### Activity
Output the listing in full. Every line stays exactly as it is.

### Recorded information
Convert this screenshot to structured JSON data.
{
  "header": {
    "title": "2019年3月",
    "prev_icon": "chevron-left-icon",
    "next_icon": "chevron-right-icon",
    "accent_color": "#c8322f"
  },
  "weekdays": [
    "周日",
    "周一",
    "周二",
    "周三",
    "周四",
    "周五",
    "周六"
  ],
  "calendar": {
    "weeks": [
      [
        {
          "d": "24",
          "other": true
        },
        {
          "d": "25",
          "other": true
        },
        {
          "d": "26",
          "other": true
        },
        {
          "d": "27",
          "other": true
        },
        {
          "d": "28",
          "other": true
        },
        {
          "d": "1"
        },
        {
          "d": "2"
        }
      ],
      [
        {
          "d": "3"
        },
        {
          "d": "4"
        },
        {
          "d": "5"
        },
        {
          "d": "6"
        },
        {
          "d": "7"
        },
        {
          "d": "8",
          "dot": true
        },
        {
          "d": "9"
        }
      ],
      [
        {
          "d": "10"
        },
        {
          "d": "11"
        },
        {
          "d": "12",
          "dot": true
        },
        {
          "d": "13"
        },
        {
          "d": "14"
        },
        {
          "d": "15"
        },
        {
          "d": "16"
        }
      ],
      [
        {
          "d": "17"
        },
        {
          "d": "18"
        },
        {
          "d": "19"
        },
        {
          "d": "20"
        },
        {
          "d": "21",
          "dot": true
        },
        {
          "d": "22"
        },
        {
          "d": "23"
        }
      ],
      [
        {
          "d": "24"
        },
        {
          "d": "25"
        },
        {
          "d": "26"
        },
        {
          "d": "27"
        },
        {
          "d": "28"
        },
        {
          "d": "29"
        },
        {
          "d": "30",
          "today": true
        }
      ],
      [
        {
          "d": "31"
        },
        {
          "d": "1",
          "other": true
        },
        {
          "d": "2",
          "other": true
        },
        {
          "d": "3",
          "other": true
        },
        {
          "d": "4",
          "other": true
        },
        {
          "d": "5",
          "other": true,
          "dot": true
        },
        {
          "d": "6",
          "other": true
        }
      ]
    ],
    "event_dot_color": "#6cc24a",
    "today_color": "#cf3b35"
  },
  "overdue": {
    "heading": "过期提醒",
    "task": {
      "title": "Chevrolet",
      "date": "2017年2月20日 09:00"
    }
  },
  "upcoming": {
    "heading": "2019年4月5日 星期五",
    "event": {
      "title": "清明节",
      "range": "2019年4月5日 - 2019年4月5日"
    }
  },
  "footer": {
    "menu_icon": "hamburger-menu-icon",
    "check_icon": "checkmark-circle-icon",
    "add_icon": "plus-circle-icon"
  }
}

### Your solution
Convert this screenshot to structured JSON data.
{
  "header": {
    "title": "2019年3月",
    "prev_icon": "chevron-left-icon",
    "next_icon": "chevron-right-icon",
    "accent_color": "#c8322f"
  },
  "weekdays": [
    "周日",
    "周一",
    "周二",
    "周三",
    "周四",
    "周五",
    "周六"
  ],
  "calendar": {
    "weeks": [
      [
        {
          "d": "24",
          "other": true
        },
        {
          "d": "25",
          "other": true
        },
        {
          "d": "26",
          "other": true
        },
        {
          "d": "27",
          "other": true
        },
        {
          "d": "28",
          "other": true
        },
        {
          "d": "1"
        },
        {
          "d": "2"
        }
      ],
      [
        {
          "d": "3"
        },
        {
          "d": "4"
        },
        {
          "d": "5"
        },
        {
          "d": "6"
        },
        {
          "d": "7"
        },
        {
          "d": "8",
          "dot": true
        },
        {
          "d": "9"
        }
      ],
      [
        {
          "d": "10"
        },
        {
          "d": "11"
        },
        {
          "d": "12",
          "dot": true
        },
        {
          "d": "13"
        },
        {
          "d": "14"
        },
        {
          "d": "15"
        },
        {
          "d": "16"
        }
      ],
      [
        {
          "d": "17"
        },
        {
          "d": "18"
        },
        {
          "d": "19"
        },
        {
          "d": "20"
        },
        {
          "d": "21",
          "dot": true
        },
        {
          "d": "22"
        },
        {
          "d": "23"
        }
      ],
      [
        {
          "d": "24"
        },
        {
          "d": "25"
        },
        {
          "d": "26"
        },
        {
          "d": "27"
        },
        {
          "d": "28"
        },
        {
          "d": "29"
        },
        {
          "d": "30",
          "today": true
        }
      ],
      [
        {
          "d": "31"
        },
        {
          "d": "1",
          "other": true
        },
        {
          "d": "2",
          "other": true
        },
        {
          "d": "3",
          "other": true
        },
        {
          "d": "4",
          "other": true
        },
        {
          "d": "5",
          "other": true,
          "dot": true
        },
        {
          "d": "6",
          "other": true
        }
      ]
    ],
    "event_dot_color": "#6cc24a",
    "today_color": "#cf3b35"
  },
  "overdue": {
    "heading": "过期提醒",
    "task": {
      "title": "Chevrolet",
      "date": "2017年2月20日 09:00"
    }
  },
  "upcoming": {
    "heading": "2019年4月5日 星期五",
    "event": {
      "title": "清明节",
      "range": "2019年4月5日 - 2019年4月5日"
    }
  },
  "footer": {
    "menu_icon": "hamburger-menu-icon",
    "check_icon": "checkmark-circle-icon",
    "add_icon": "plus-circle-icon"
  }
}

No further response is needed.